- Separate all items into categories (ie, First-Aid, Clothing, Food, etc). Place all items into waterproof plastic bags. **I use ZipLoc brand plastic bags and Food Saver bags to waterproof and organize my gear.
- Place all items into the bug out bag. Be sure to pack the critical items in easy to reach locations. **My navigation, signal/communication, and personal defense items are stored in the easy access outer compartments.
- When the time comes to “get out of Dodge”, my plan is to fill the hydration pack bladder with the bottled water. Store as much of the remaining bottled water in your pack. ** I keep a case of bottled water in my car for this purpose. I chose bottled water over containers of pre-made “emergency” water because of the cost and simplicity of rotating stock.
- Put on running clothes and shoes. **I chose to pack running clothes in my bugout kit for one reason only. I plan on getting back to my family as fast as possible, which means keeping things light for my run home.
- Place your pre-written E&E note in a visible area AND tell a co-worker / friend (if available) where you’re going. **My E&E note has a strip of double sided tape on the back so that I can easily stick it on a wall or something (MRE humor).
- Move out with a purpose and don’t let anything or anyone stop you.
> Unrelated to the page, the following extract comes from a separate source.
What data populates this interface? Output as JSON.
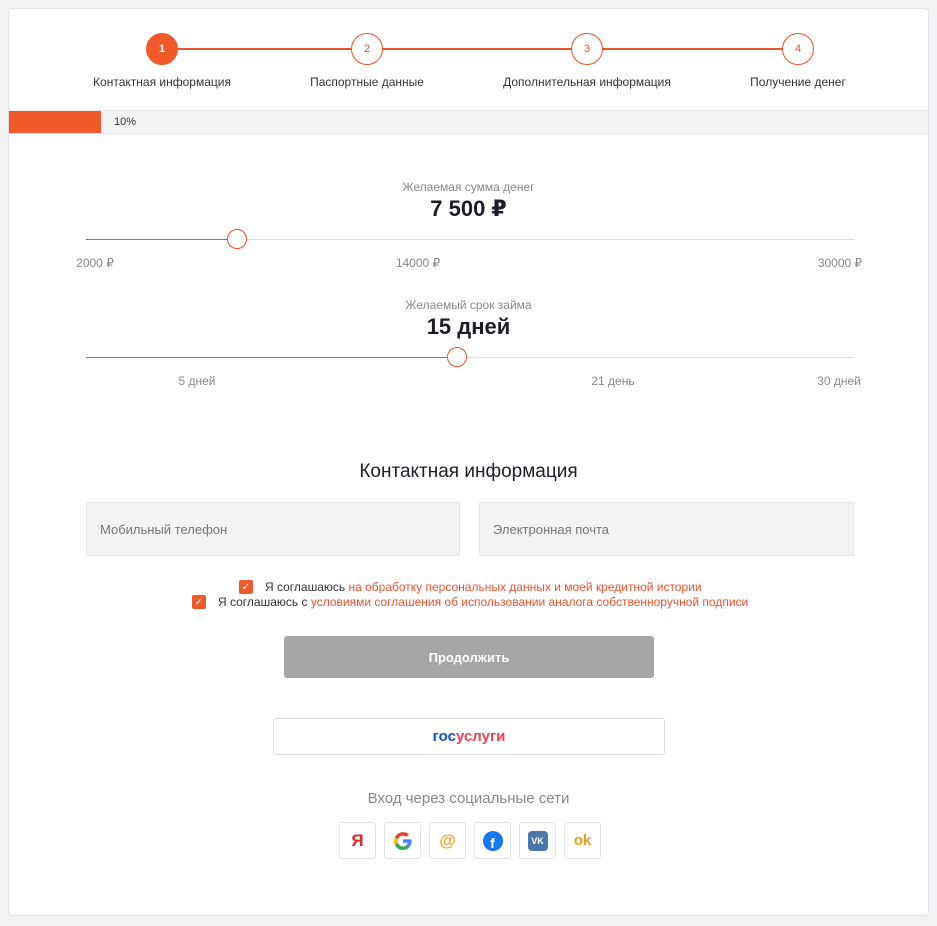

Get home to your loved ones.
Your bug out bag, at a minimum, should be large enough to fit all the items except the bottled water (these will get dumped into the hydration pack), clothes, and shoes (since you will be wearing these). If everything fits, even better, as long as your pack has compression straps.
My spare bottles of water and the Vehicle Bugout Pack are kept together in a duffel bag in my car. The running shoes and spare bottles of water aren’t kept inside my hydration pack so that I can save space which allows me to have a smaller, lighter pack. One of the cool features of the Voodoo Tactical MSP-4 hydration pack is the mesh net that zips out of the lower part of the pack and hooks ontop the top of the pack, effectively creating a large mesh pocket.
Be mentally ready. You may see disturbing things on your way back home. People will notice that you’re prepared: decide now what it will take for you to stop and help someone vs getting home as quickly as possible. Will it be a crying child asking for mommy? Or perhaps some guy trapped underneath rubble? Can you even help them? Tough decisions are going to have to made: keep in mind that we have a responsibility to each other in times of need. I don’t mean to sound all grim, but that’s the reality of a disaster. People get hurt or worse. Be ready to deal with the stress and don’t let it catch you off guard.~ John, Modern Bushman>